Concerning Mr. Terrific and Other Story Lines I Didn’t Cover:
Mr. Terrific is a big storyline. He is supposedly responsible (two years ago, mind you) for bringing this mess. He is shown speaking with Brainiac on the regular. He invents a uSphere that is supposed to change the world. Several references are made that insinuate Bruce and his involvement with one another. Emiko Queen, Big Barda, Mister Miracle, and several others make fairly big appearances. Lois Lane’s role is more important than I let on here too. But if it interests you to know more, check out the weekly reviews as they are more in-depth.
Thoughts So Far
It is interesting to go back through all these issues and see how wide and, yes, even deep the story has become. It’s thick, if not jumbled in spots. If you can take several stories in tiny chunks kind of randomly spread out, then this is the series for you. If you are a stickler for hanging on to every word or panel in hopes that it will mean something secret or bigger in the story to come, then this might be the series for you. If, however, you want to feel satisfied after each issue you read, you may not be so happy. This is a long-haul type of situation here: no three-issue story arcs.
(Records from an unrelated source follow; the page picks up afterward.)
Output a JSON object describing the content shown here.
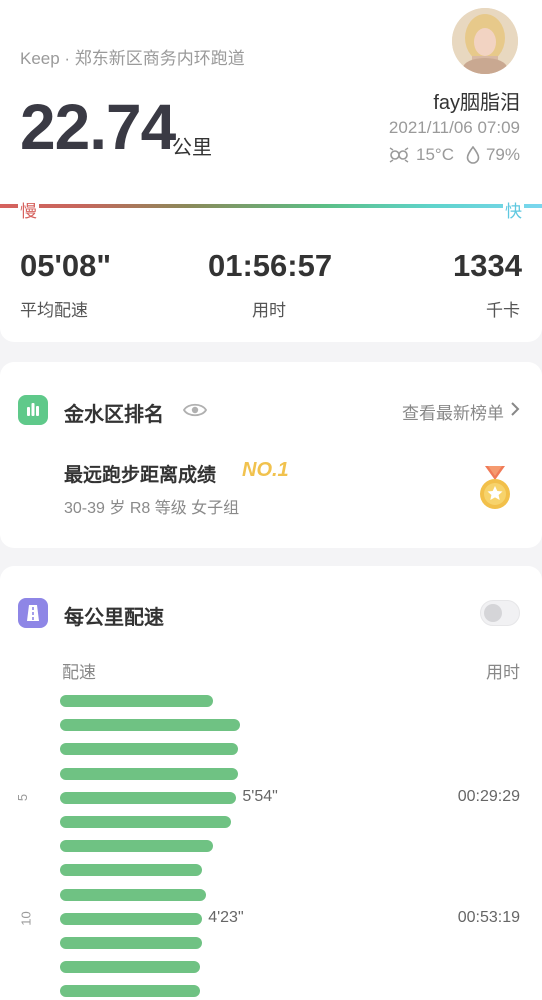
{
  "header": {
    "source": "Keep · 郑东新区商务内环跑道",
    "username": "fay胭脂泪",
    "datetime": "2021/11/06 07:09",
    "temperature": "15°C",
    "humidity": "79%"
  },
  "distance": {
    "value": "22.74",
    "unit": "公里"
  },
  "pace_scale": {
    "slow": "慢",
    "fast": "快"
  },
  "stats": [
    {
      "value": "05'08\"",
      "label": "平均配速"
    },
    {
      "value": "01:56:57",
      "label": "用时"
    },
    {
      "value": "1334",
      "label": "千卡"
    }
  ],
  "ranking": {
    "title": "金水区排名",
    "link": "查看最新榜单",
    "achievement": "最远跑步距离成绩",
    "rank": "NO.1",
    "subtitle": "30-39 岁 R8 等级 女子组",
    "icon_color": "#5fc98a"
  },
  "splits": {
    "title": "每公里配速",
    "icon_color": "#8e86e6",
    "col_pace": "配速",
    "col_time": "用时",
    "bar_color": "#6fc283",
    "km_marks": [
      {
        "km": "5"
      },
      {
        "km": "10"
      }
    ],
    "bars": [
      {
        "rel": 0.85,
        "pace": "",
        "time": ""
      },
      {
        "rel": 1.0,
        "pace": "",
        "time": ""
      },
      {
        "rel": 0.99,
        "pace": "",
        "time": ""
      },
      {
        "rel": 0.99,
        "pace": "",
        "time": ""
      },
      {
        "rel": 0.98,
        "pace": "5'54\"",
        "time": "00:29:29"
      },
      {
        "rel": 0.95,
        "pace": "",
        "time": ""
      },
      {
        "rel": 0.85,
        "pace": "",
        "time": ""
      },
      {
        "rel": 0.79,
        "pace": "",
        "time": ""
      },
      {
        "rel": 0.81,
        "pace": "",
        "time": ""
      },
      {
        "rel": 0.79,
        "pace": "4'23\"",
        "time": "00:53:19"
      },
      {
        "rel": 0.79,
        "pace": "",
        "time": ""
      },
      {
        "rel": 0.78,
        "pace": "",
        "time": ""
      },
      {
        "rel": 0.78,
        "pace": "",
        "time": ""
      }
    ]
  }
}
It’s a long drive from Alabama to California, but if I ever put in the effort, time, and money to go there, I hope it pays off.